▸ **EXERCISE**: Go through the lines below. Copy those with "label".
Segment Start: RECORD EXTRACTS
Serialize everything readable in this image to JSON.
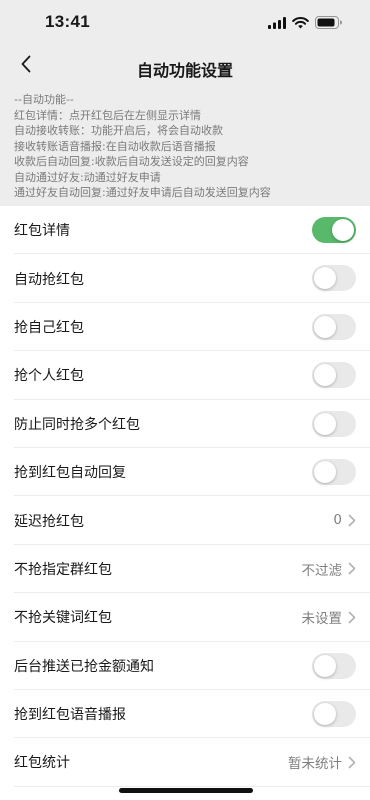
{
  "status": {
    "time": "13:41"
  },
  "nav": {
    "title": "自动功能设置"
  },
  "notes": [
    "--自动功能--",
    "红包详情：点开红包后在左侧显示详情",
    "自动接收转账：功能开启后，将会自动收款",
    "接收转账语音播报:在自动收款后语音播报",
    "收款后自动回复:收款后自动发送设定的回复内容",
    "自动通过好友:动通过好友申请",
    "通过好友自动回复:通过好友申请后自动发送回复内容"
  ],
  "settings": [
    {
      "label": "红包详情",
      "type": "toggle",
      "on": true
    },
    {
      "label": "自动抢红包",
      "type": "toggle",
      "on": false
    },
    {
      "label": "抢自己红包",
      "type": "toggle",
      "on": false
    },
    {
      "label": "抢个人红包",
      "type": "toggle",
      "on": false
    },
    {
      "label": "防止同时抢多个红包",
      "type": "toggle",
      "on": false
    },
    {
      "label": "抢到红包自动回复",
      "type": "toggle",
      "on": false
    },
    {
      "label": "延迟抢红包",
      "type": "value",
      "value": "0"
    },
    {
      "label": "不抢指定群红包",
      "type": "value",
      "value": "不过滤"
    },
    {
      "label": "不抢关键词红包",
      "type": "value",
      "value": "未设置"
    },
    {
      "label": "后台推送已抢金额通知",
      "type": "toggle",
      "on": false
    },
    {
      "label": "抢到红包语音播报",
      "type": "toggle",
      "on": false
    },
    {
      "label": "红包统计",
      "type": "value",
      "value": "暂未统计"
    }
  ],
  "colors": {
    "toggle_on": "#59b96b",
    "toggle_off": "#e9e9ea",
    "background": "#ededed"
  },
  "icons": [
    "back-arrow-icon",
    "signal-icon",
    "wifi-icon",
    "battery-icon",
    "chevron-right-icon"
  ]
}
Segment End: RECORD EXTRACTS
▸ **YOUR SOLUTION**:
      "label": "红包详情",
      "label": "自动抢红包",
      "label": "抢自己红包",
      "label": "抢个人红包",
      "label": "防止同时抢多个红包",
      "label": "抢到红包自动回复",
      "label": "延迟抢红包",
      "label": "不抢指定群红包",
      "label": "不抢关键词红包",
      "label": "后台推送已抢金额通知",
      "label": "抢到红包语音播报",
      "label": "红包统计",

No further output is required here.